The Central Bank's emergency measures to ease a credit crunch in the UAE appear to be having a limited effect - at least if the interbank lending rate is any guide. Rather than declining after the Central Bank's intervention, as had been hoped, interbank lending rates rose. Most observers think that few, if any, banks have taken advantage of the emergency lending facility. "The package was not as generous as people had thought when the original announcement was made," said Mushtaq Khan, an economist at Citigroup.
As long as banks worry that their peers may suffer from serious problems, they will probably continue to withhold funds from each other. "It's not yet clear whether the problem is... something the Central Bank can solve by simply adding liquidity, or whether there is a deeper malaise afflicting the market," said Ala'a al Yousuf, the chief economist at Gulf Finance House. "These things can cause a domino effect. If there is stress in the credit market, then the weakest link will give first, and then the next weakest link and so on. We don't know where the weakest link is until the system is stressed out. Then we'll find out," he said.
Bank lending rates throughout the Gulf shot up today, with the Emirates interbank offer rate (Eibor) breaking four per cent for the first time since January, hitting 4.19 per cent, compared with 3.96 per cent on Sunday. In Saudi Arabia, rates hit 4.06, another high since January. Last week, the Federal Government took special measures to ease a liquidity squeeze by injecting Dh50 billion (US$13.6bn) into the local money market. On Sunday and yesterday, the central bank of Kuwait followed suit, extending loans to local banks on a case-by-case basis and tailoring them to the banks' needs, according to an official at a large Kuwaiti bank.
The Kuwait central bank is understood to be asking for no collateral to back up the loans, which range in length from overnight to one month. The size and the interest rate has been at the discretion of the central bank, which in some cases has charged a rate of two per cent interest for overnight loans, and four per cent for one-month loans. The central bank of Kuwait could not be reached for comment.

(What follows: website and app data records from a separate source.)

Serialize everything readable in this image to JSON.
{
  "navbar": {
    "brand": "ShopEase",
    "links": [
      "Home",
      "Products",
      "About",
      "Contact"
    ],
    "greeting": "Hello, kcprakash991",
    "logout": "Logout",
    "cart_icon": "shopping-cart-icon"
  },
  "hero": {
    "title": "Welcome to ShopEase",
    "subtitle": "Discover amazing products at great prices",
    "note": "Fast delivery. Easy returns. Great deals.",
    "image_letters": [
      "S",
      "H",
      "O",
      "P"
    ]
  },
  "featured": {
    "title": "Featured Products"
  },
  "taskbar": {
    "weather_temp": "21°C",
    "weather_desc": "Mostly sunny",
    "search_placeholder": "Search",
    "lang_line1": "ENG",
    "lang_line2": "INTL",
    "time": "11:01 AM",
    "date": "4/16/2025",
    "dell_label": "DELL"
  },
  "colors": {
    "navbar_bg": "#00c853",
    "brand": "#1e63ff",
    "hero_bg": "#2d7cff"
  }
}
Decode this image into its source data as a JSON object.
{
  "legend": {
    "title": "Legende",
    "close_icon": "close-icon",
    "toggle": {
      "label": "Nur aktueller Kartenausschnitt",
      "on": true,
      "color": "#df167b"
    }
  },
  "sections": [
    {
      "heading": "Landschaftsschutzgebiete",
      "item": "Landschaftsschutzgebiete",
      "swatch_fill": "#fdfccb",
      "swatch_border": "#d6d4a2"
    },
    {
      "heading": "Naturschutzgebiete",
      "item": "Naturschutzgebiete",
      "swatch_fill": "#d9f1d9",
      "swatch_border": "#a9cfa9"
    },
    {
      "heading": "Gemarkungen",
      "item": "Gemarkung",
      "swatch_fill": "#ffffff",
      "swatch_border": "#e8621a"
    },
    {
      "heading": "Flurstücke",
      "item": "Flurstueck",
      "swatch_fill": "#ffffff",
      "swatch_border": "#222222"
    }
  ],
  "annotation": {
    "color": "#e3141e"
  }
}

Late last Thursday, the UAE Central Bank offered to lend local banks an amount equivalent to their reserve requirement, while charging them three per cent interest above the current Central Bank repo rate, which stands at two per cent today. The repo rate is the discount rate at which a central bank repurchases government securities from the commercial banks. The Central Bank declined to say how many banks had taken advantage of the offer.
"I was a bit surprised by Kuwait," said Mr Khan. "Not too long ago, they seemed determined to make a concerted effort to keep things tighter. Now, suddenly it seems they're injecting money into the market." Regarding the UAE, Mr Khan said: "I get the sense that banks have not availed themselves of the offer from the Central Bank last week." Banks and financial markets in the Gulf are likely to close for three days today to celebrate the Eid al Fitr holiday. Analysts are calling the timing of the holiday fortuitous, while wondering what effect this apparent lack of lending will have on the economy.
"It will give market participants some time to understand the complexities of the bailout transaction and the implications, if any, that the entire crisis may have for the region," said Imran Ahmed, the managing director of asset management at Mashreqbank in Dubai. "It's sort of like when you receive an e-mail: it's often better to sleep on it and send something out the next day, rather than writing something in the heat of the moment that you'll later regret," he said.